Are radical social engineering policies entering our schools? If Dripping Springs ISD’s latest ploy to save the planet is any indication, the answer is yes.
Recently, Dripping Springs ISD joined other school districts in observing “Meatless Mondays,” which, as they sound, are Mondays on which no meat is served. Parents of children in Dripping Springs might have concern that their kids are not getting the protein they need when they send their kids to eat school lunches on “Meatless Monday.”
Hold that thought, though — Dripping Springs ISD’s Director of Child Nutrition Services has issued what is intended to be a serious response to those worried parents — the answer, he told KVUE News, is in the cheese.
That is because on one school menu that included “cheese pizza, black bean burritos, vegetarian chili, cheese nachos, and more,” according to KVUE, the nutrition director was quick to point out that:
“The cheese sauce is made with real cheese. It comes from Land O’ Lakes, and it actually has incredible value as a protein product.”
Putting aside the fact that I wish I had thought of this excuse when justifying to my parents why nachos are equally as healthy as Brussels sprouts, cheese sauce is not a serious substitute for protein. It does not take being a nutritional services director to know that kids need protein.
Ag Commissioner Todd Staples agreed, and wrote an op-ed for the Austin American Statesman in which he took the practice to task:
Restricting children’s meal choice to not include meat is irresponsible and has no place in our schools. This activist movement called “Meatless Mondays” is a carefully-orchestrated campaign that seeks to eliminate meat from Americans’ diets seven days a week — starting with Mondays.
Commissioner Staples is correct that this is an “activist” movement with radical origins that has no place in public education. But he also points out some common sense, which is that meatless Mondays can be observed without need to force it on our kids:

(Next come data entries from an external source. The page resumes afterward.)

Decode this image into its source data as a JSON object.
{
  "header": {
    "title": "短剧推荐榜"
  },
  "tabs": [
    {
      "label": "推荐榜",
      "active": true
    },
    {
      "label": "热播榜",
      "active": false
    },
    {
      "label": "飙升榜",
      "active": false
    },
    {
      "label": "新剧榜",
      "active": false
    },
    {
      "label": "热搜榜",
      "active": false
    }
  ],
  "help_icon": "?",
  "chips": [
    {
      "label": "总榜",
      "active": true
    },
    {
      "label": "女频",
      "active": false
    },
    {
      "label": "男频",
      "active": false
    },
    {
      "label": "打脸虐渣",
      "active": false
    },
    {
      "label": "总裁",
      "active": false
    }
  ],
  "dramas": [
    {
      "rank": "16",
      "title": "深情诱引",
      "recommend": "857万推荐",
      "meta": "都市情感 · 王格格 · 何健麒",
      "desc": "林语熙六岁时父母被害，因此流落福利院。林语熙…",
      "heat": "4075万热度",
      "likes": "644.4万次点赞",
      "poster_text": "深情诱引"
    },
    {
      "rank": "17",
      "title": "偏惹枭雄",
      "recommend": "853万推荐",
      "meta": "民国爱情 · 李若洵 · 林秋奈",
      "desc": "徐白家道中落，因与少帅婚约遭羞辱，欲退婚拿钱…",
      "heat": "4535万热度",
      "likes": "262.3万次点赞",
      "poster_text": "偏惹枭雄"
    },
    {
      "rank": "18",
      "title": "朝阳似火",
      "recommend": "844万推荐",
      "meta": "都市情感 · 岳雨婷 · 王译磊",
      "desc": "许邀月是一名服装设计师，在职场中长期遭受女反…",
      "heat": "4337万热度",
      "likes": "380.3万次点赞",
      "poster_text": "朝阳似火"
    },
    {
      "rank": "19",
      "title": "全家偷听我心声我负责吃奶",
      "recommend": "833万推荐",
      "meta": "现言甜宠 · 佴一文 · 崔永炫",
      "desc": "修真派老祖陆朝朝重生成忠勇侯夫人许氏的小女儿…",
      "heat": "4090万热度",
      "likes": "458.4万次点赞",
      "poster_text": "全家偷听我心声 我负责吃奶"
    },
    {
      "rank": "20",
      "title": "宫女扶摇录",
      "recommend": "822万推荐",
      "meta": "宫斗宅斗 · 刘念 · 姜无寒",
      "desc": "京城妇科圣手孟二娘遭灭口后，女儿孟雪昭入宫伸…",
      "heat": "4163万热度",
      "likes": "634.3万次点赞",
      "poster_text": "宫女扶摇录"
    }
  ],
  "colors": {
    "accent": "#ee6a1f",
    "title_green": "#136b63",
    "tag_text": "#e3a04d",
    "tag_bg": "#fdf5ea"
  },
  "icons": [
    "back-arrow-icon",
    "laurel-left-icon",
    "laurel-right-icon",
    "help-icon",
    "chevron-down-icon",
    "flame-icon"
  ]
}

For those Texans who choose not to eat meat, I say more power to you. If you want to take the personal challenge to go meatless on Mondays, go right ahead. However, we cannot force such an agenda-driven diet on anyone who has not chosen such a diet — especially our school children.
Finally, Commissioner Staples urges Texans to “get the propaganda out of Texas schools.” Indeed. What is the real purpose of these kinds of policy changes?
It might be worth looking at the website for Meatless Monday, which claims that the movement’s “… goal is to reduce meat consumption by 15% for our personal health and the health of our planet.” The health of our planet? Sounds an awful lot like the real purpose of this has to do with global warming, does it not?
And sure enough, right there on the page “Why Meatless?” we get our answer, in the form of a short treatise that includes the following reason for going meatless:
“Reduce Greenhouse Gases — Studies show that meat production produces significantly more greenhouse gases than vegetables, including carbon dioxide, Methane and Nitrous Oxide — the three main contributing sources of greenhouse gas. Beef was found to produce a total of 30 kg of greenhouse gas (GHG) per kg of food, while carrots, potatoes and rice produce .42, .45 and 1.3 kg GHG per kg of food, respectively.”
It would seem that some of our schools are being subject to the agenda of a group that would put the perceived dangers of livestock “emissions” over and above the dietary requirements of our children.
Would it not be nice if parents had a choice not to send their kids to schools that taught things they objected to, or simply went off the rails in service of some political agenda? Under our current system, parents have little choice but to send their children to the public schools they are zoned into. Charter schools are one alternative, but have waiting lists over 100,000 children long. Texas students deserve universal school choice.
Whether it is “Meatless Mondays” or biased history textbooks, social engineering does not deserve a place in the classrooms or on the cafeteria tables of our kids’ schools. Texans should be vigilant to watch out for such influences being foisted on their children in the name of tolerance or social progress, and hope for a future in which parents and kids are able to get out from under the thumb of bureaucratic educators.
You can follow Jess Fields on twitter: @Jessalanfields